15. In the instant case the relevant dates are as follows :
19-6-74--The date of judgment appealed from.
24-6-74--The date of application for copy of judgment,
4-9-74 -- The date of signing of the decree.
13-9-74 --The date fixed for notifying the stamps and folios.
25-9-74--The date of delivery of stamps and folios.
27-11-74 -- The date on which the copy was made ready for delivery.
3-12-74 --The date of application for decree.
5-2-75 -- The date fixed for notifying the stamps and folios.
7-2-75--The date of delivery of stamps and folios.
20-2-75--The date on which the copy was ready for delivery.
11-4-75-- The date of filing of applications under Article 133(1) of the Constitution of India.
16. It appears that there has been a total confusion in this matter on the part of the appellant in computing the period of limitation.
17. The Additional Stamp Reporter has not referred to or considered the afore said judgments of Mr. Justice A. K. De and Mr. Justice Amaresh Roy and Mr. Justice S. N. Bagchi in reporting that the delay in making the application was six days. The Stamp Reporter in a subsequent report made on our requisition reports relying on the aforesaid judgments that there has been no delay at all and the application was within time. The report of the Stamp Reporter shall be kept in the records of these proceedings.

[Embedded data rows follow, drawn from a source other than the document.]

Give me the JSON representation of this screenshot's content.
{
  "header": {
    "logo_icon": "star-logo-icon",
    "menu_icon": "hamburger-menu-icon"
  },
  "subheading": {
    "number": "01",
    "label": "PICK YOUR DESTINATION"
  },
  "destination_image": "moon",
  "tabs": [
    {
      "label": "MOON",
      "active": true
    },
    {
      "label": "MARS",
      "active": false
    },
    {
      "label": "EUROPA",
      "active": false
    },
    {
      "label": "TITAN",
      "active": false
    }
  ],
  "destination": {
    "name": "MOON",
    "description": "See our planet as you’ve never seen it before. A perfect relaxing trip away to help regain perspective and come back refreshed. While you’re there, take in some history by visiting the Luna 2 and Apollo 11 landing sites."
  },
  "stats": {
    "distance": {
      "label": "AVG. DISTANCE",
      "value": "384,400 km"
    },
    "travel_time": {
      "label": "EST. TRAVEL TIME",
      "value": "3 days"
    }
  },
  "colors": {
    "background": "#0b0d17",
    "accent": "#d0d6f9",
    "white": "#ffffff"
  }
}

18. The applicant before us, the State of West Bengal in the affidavit of Dinesh Chandra Roy, Assistant in the office of the Legal Remembrancer, West Bengal filed on the 27th March, 1978 admits that the delay was either of seven days or of 45 days. According to the applicant, the delay was due to the confusion in the mind of the applicants' advocate owing to the two judgments we have cited and the misappreciation of the legal position. On an examination of the relevant dates, it appears that there was a delay of ten days in filing the applications. In view of the judgments referred to above with which we have not agreed and the confusion caused thereby and in the special circumstances of this case we condone the delay in making these applications.
19. The applications far condonation of delay are therefore allowed. The applications for leave to appeal to the Supreme Court shall now be registered and be proceeded with accordingly.

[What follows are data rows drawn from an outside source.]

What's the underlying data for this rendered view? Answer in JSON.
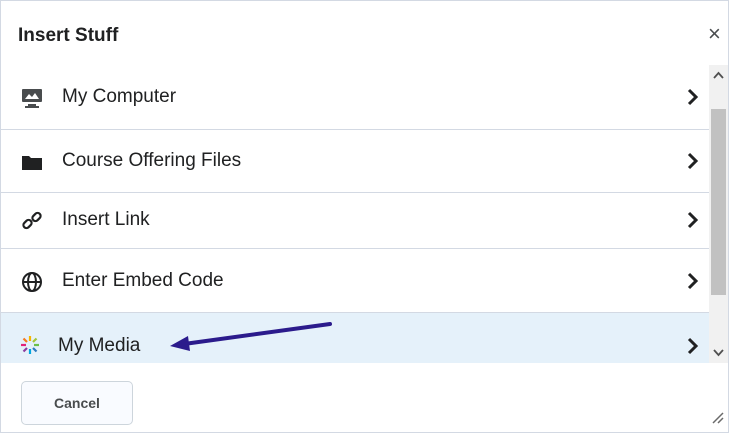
{
  "dialog": {
    "title": "Insert Stuff",
    "close_symbol": "×"
  },
  "items": [
    {
      "label": "My Computer",
      "icon": "monitor-icon"
    },
    {
      "label": "Course Offering Files",
      "icon": "folder-icon"
    },
    {
      "label": "Insert Link",
      "icon": "link-icon"
    },
    {
      "label": "Enter Embed Code",
      "icon": "globe-icon"
    },
    {
      "label": "My Media",
      "icon": "kaltura-media-icon",
      "selected": true
    }
  ],
  "footer": {
    "cancel_label": "Cancel"
  },
  "colors": {
    "selected_row": "#e5f1fa",
    "annotation_arrow": "#2b1b8c"
  }
}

20. The Rules are accordingly made absolute.
21. There will be no order as to costs.
Sabyasachi Mukharji, J.
22. I agree.
S.K. Datta, J.
23. I agree.